==== Data under study

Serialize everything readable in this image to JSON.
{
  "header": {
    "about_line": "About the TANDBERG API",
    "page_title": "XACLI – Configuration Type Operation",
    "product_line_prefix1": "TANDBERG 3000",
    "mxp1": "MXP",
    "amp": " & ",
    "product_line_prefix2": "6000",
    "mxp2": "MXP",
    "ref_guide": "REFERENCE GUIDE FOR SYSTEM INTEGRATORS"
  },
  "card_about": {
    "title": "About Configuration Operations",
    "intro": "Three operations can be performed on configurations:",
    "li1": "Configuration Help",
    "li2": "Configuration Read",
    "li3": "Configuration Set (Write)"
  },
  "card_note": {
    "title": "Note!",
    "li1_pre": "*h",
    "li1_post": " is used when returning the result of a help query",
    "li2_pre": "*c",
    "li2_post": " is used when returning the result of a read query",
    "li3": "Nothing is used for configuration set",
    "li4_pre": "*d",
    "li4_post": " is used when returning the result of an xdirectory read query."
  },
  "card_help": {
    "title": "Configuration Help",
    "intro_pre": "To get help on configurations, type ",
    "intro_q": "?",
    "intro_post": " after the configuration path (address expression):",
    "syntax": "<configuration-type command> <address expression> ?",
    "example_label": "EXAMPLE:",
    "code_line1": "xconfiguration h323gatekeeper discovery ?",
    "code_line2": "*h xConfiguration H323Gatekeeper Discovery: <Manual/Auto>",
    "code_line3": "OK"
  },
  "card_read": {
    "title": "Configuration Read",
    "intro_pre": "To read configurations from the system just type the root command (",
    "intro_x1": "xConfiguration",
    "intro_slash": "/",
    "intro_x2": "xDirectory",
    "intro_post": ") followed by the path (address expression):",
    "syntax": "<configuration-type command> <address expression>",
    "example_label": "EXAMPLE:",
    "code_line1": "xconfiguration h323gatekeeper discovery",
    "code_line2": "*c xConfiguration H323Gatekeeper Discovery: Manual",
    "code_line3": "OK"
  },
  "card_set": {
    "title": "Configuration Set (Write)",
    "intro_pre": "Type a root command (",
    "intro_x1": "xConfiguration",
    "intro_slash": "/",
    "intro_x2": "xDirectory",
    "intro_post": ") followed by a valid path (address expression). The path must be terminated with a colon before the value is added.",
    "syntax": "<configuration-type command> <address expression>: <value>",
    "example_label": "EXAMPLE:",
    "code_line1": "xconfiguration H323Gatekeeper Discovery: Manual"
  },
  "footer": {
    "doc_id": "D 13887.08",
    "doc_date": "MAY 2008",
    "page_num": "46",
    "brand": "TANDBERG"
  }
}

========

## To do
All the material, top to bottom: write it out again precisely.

## Answer below
Serialize everything readable in this image to JSON.
{
  "header": {
    "about_line": "About the TANDBERG API",
    "page_title": "XACLI – Configuration Type Operation",
    "product_line_prefix1": "TANDBERG 3000",
    "mxp1": "MXP",
    "amp": " & ",
    "product_line_prefix2": "6000",
    "mxp2": "MXP",
    "ref_guide": "REFERENCE GUIDE FOR SYSTEM INTEGRATORS"
  },
  "card_about": {
    "title": "About Configuration Operations",
    "intro": "Three operations can be performed on configurations:",
    "li1": "Configuration Help",
    "li2": "Configuration Read",
    "li3": "Configuration Set (Write)"
  },
  "card_note": {
    "title": "Note!",
    "li1_pre": "*h",
    "li1_post": " is used when returning the result of a help query",
    "li2_pre": "*c",
    "li2_post": " is used when returning the result of a read query",
    "li3": "Nothing is used for configuration set",
    "li4_pre": "*d",
    "li4_post": " is used when returning the result of an xdirectory read query."
  },
  "card_help": {
    "title": "Configuration Help",
    "intro_pre": "To get help on configurations, type ",
    "intro_q": "?",
    "intro_post": " after the configuration path (address expression):",
    "syntax": "<configuration-type command> <address expression> ?",
    "example_label": "EXAMPLE:",
    "code_line1": "xconfiguration h323gatekeeper discovery ?",
    "code_line2": "*h xConfiguration H323Gatekeeper Discovery: <Manual/Auto>",
    "code_line3": "OK"
  },
  "card_read": {
    "title": "Configuration Read",
    "intro_pre": "To read configurations from the system just type the root command (",
    "intro_x1": "xConfiguration",
    "intro_slash": "/",
    "intro_x2": "xDirectory",
    "intro_post": ") followed by the path (address expression):",
    "syntax": "<configuration-type command> <address expression>",
    "example_label": "EXAMPLE:",
    "code_line1": "xconfiguration h323gatekeeper discovery",
    "code_line2": "*c xConfiguration H323Gatekeeper Discovery: Manual",
    "code_line3": "OK"
  },
  "card_set": {
    "title": "Configuration Set (Write)",
    "intro_pre": "Type a root command (",
    "intro_x1": "xConfiguration",
    "intro_slash": "/",
    "intro_x2": "xDirectory",
    "intro_post": ") followed by a valid path (address expression). The path must be terminated with a colon before the value is added.",
    "syntax": "<configuration-type command> <address expression>: <value>",
    "example_label": "EXAMPLE:",
    "code_line1": "xconfiguration H323Gatekeeper Discovery: Manual"
  },
  "footer": {
    "doc_id": "D 13887.08",
    "doc_date": "MAY 2008",
    "page_num": "46",
    "brand": "TANDBERG"
  }
}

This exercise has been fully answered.